(Excerpts from an interface dataset)

= = =

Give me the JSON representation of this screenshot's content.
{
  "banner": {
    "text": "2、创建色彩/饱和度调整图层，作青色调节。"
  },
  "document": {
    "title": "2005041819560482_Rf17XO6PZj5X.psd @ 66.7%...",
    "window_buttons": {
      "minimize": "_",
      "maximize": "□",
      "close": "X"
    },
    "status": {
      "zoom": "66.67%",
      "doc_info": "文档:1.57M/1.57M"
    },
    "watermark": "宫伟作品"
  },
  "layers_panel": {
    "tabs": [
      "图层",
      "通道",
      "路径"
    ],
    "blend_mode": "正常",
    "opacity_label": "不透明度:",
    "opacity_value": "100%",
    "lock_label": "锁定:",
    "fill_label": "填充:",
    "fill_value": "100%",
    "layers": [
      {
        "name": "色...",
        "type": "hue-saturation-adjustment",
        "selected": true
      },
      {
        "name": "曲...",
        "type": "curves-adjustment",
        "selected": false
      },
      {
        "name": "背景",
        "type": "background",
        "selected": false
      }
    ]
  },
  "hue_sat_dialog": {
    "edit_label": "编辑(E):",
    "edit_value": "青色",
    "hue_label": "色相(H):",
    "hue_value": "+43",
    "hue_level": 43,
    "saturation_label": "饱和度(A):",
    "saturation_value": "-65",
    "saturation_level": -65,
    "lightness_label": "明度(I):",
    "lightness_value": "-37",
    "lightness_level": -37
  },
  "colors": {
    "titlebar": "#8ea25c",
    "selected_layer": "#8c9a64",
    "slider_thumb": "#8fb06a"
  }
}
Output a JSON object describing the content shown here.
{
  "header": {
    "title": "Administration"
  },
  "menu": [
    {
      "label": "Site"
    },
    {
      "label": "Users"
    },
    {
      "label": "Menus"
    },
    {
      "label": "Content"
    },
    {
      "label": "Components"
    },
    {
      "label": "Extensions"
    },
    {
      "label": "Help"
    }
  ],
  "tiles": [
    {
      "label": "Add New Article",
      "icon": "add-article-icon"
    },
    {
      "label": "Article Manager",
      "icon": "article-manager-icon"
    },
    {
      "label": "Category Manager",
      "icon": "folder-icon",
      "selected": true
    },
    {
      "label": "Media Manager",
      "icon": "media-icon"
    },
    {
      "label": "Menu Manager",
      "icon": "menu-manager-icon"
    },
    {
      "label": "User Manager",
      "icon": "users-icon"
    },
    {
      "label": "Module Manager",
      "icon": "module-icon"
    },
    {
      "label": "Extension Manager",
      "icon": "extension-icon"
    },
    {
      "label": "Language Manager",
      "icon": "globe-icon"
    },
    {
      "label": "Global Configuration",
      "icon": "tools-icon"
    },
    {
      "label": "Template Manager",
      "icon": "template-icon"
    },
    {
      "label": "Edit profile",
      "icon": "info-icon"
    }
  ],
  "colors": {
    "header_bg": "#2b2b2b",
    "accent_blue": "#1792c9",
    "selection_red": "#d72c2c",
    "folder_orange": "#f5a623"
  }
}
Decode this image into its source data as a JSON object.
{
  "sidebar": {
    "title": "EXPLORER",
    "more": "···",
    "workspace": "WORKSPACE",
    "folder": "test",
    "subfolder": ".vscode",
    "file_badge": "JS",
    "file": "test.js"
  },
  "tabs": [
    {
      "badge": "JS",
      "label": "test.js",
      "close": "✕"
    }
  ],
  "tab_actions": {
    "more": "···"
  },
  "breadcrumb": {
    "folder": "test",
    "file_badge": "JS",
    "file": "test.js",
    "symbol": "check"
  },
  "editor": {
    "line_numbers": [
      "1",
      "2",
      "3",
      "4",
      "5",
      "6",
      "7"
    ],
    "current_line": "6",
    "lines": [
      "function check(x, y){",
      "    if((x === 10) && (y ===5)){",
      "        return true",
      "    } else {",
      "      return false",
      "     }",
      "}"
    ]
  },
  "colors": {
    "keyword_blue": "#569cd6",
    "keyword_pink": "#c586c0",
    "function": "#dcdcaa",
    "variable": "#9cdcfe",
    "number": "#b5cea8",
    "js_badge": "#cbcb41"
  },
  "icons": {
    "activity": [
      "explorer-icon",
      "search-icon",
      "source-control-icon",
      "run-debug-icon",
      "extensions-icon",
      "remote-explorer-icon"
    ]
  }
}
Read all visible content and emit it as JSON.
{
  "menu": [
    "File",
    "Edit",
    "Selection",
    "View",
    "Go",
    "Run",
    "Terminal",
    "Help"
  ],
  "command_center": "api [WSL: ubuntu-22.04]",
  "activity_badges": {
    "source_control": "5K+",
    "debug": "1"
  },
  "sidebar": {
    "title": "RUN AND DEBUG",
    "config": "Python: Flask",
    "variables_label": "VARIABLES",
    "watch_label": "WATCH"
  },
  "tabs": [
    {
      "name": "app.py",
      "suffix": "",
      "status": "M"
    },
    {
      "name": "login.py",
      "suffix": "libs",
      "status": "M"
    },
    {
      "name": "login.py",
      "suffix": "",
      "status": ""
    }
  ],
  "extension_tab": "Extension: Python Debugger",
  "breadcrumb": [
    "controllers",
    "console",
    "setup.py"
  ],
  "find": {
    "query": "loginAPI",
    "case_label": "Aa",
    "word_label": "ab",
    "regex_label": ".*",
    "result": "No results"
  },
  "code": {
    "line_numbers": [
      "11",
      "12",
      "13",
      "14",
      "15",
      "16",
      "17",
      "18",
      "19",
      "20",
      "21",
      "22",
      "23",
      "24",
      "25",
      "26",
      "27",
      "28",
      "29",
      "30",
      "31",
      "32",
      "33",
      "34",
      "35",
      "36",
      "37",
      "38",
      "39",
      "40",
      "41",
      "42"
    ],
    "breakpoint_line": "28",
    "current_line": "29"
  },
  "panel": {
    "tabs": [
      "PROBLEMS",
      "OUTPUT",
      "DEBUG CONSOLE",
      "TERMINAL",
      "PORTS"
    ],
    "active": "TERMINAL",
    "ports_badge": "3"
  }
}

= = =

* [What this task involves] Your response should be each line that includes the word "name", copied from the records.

* [Response to the exercise]
        "name": "色...",
        "name": "曲...",
        "name": "背景",
      "name": "app.py",
      "name": "login.py",
      "name": "login.py",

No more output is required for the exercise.